Before the vote, district counsel Mike Malloy told board members that the proposed buy-out was the best solution. He said Lark had about 19 months left in her contract, which totaled a little more than $246,000 in salary and benefits.

He said the settlement amount is less than would be paid if Lark were fired. Without sufficient cause, because Lark’s performance was deemed satisfactory in August, the district would have to pay her a minimum of $165,000, taking into account an extra 90-day period in her current contract, Malloy said. Because board members also gave her a raise and extended her now $126,075-a-year contract until June 2011, another year’s salary may have been added onto the $165,000 figure.

Plus, involuntary termination could open the door for a lawsuit, Malloy said.

“This proposal is, I stress the word, a compromise,” he said. “In my experience, usually a good compromise is one where both parties leave unhappy.”

Hired in 2006, Lark came under fire during her annual evaluation in June over an ongoing conflict between her and other employees in the district. Board members continued the evaluation until August, when they voted 4-3 for her contract extension. Board members Tom Moore, Teri Jamin and Hales voted against the extension and later picked up the support of member Keith Roman to amend the vote, adding the condition that the board adopt an improvement plan geared at resolving the issues between Lark and her staff, including the use of a professional mediator.

That mediator, consultant Jim Huge of San Francisco, whom the district used when Lark was originally hired, attended Tuesday’s meeting.

“I want to thank Carol and you seven board members for the professional way you’ve dealt with this,” he said.

Board member Randy Green said he was saddened that the situation couldn’t be resolved.

“I wanted it to work out because educationally it’s the best example for students. I’m sad it didn’t work out, but it’s a waste of time to assign blame,” Green said. “This is the most expedient and economically efficient way to move on.”

With tears running down her face, Board President Cindy Trigg thanked Lark for her work.

“I do know you came forward voluntarily in the best interests of the kids,” she said.

Roman also thanked Lark for her work and said it’s time to start fresh.

“It’s time for this board to move on and re-energize ourselves on behalf of the district of Douglas County,” he said.

Board members set a meeting for 5 p.m. Wednesday at Douglas High School to determine the process of hiring an interim superintendent.

Despite rumors of potential candidates, Huge said, “Only the seven of you can hire the interim and next superintendent. I encourage you not to get caught up in the ‘who’ until we have a process.”

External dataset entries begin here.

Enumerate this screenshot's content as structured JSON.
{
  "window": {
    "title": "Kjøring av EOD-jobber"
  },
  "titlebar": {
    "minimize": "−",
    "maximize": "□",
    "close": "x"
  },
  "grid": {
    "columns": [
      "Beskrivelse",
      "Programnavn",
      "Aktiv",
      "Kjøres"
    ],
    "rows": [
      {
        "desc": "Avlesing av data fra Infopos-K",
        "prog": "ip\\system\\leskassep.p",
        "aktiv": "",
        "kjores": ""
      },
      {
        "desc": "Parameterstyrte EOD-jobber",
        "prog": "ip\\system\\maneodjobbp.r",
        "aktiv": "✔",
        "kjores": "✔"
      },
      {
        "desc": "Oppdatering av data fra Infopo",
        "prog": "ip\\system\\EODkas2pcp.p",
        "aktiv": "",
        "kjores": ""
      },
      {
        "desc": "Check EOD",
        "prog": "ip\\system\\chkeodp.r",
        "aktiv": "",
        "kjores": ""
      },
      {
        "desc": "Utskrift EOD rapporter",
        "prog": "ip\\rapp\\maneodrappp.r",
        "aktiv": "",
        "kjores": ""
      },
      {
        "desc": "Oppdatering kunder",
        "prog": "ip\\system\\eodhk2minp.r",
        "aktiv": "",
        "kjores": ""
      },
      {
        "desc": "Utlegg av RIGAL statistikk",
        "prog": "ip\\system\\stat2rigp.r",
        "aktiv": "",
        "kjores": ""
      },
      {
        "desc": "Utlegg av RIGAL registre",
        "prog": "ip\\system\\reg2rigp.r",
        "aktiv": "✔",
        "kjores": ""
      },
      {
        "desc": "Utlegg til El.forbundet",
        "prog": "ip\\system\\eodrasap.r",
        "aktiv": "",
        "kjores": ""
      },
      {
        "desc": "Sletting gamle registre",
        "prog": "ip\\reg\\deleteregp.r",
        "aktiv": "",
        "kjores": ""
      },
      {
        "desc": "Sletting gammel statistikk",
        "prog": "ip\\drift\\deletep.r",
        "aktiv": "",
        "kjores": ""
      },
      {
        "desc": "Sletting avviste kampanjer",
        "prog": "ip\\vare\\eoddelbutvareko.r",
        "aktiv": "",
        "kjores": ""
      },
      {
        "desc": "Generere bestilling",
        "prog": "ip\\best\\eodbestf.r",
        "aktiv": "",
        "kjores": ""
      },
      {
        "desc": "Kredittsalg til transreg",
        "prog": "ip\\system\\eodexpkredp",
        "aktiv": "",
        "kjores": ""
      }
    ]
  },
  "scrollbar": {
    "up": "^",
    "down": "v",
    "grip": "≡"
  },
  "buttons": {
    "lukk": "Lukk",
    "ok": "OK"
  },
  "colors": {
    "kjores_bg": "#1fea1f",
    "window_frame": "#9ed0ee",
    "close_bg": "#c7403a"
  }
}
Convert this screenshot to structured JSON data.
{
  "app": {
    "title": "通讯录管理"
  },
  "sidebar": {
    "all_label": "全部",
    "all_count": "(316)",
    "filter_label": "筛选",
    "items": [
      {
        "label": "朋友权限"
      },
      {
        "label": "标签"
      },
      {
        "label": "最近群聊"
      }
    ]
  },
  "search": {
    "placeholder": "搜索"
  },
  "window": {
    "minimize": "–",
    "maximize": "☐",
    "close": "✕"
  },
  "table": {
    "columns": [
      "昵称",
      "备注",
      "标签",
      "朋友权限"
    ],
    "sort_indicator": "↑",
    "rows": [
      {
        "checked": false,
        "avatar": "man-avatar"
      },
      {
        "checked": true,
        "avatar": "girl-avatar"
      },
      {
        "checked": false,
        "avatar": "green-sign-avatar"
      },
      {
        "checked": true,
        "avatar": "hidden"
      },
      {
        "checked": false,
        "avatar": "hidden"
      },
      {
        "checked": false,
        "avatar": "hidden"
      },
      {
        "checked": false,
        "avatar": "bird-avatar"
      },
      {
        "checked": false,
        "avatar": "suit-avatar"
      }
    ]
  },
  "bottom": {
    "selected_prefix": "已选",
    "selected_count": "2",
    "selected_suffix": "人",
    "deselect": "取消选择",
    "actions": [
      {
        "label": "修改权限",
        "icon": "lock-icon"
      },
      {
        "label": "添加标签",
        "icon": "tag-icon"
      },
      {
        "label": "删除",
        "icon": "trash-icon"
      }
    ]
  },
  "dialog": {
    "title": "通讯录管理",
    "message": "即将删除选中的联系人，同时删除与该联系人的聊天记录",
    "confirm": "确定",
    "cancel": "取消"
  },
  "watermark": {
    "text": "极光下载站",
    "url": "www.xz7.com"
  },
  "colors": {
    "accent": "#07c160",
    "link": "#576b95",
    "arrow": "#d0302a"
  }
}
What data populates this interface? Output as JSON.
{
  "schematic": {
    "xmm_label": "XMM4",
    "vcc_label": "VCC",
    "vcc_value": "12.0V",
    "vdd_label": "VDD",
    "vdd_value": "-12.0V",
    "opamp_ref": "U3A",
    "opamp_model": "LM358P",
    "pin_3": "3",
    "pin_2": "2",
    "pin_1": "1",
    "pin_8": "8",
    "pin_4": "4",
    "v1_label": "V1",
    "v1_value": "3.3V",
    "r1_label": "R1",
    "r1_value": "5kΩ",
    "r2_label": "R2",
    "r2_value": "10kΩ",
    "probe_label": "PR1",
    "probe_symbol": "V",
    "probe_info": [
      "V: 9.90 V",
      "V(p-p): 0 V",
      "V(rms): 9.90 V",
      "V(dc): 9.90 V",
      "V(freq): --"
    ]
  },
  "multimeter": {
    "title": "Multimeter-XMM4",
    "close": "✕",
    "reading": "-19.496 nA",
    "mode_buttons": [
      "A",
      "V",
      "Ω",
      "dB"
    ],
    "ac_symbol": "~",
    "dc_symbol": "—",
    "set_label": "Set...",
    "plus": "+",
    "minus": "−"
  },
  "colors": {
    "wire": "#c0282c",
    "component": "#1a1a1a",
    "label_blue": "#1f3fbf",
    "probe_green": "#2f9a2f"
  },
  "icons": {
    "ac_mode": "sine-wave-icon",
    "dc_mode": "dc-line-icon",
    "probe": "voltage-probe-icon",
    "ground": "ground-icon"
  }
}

Huge said at this point, his independent contract with the district totals about $15,000. He said he will attend Wednesday’s meeting to assist board members in their search for the next superintendent.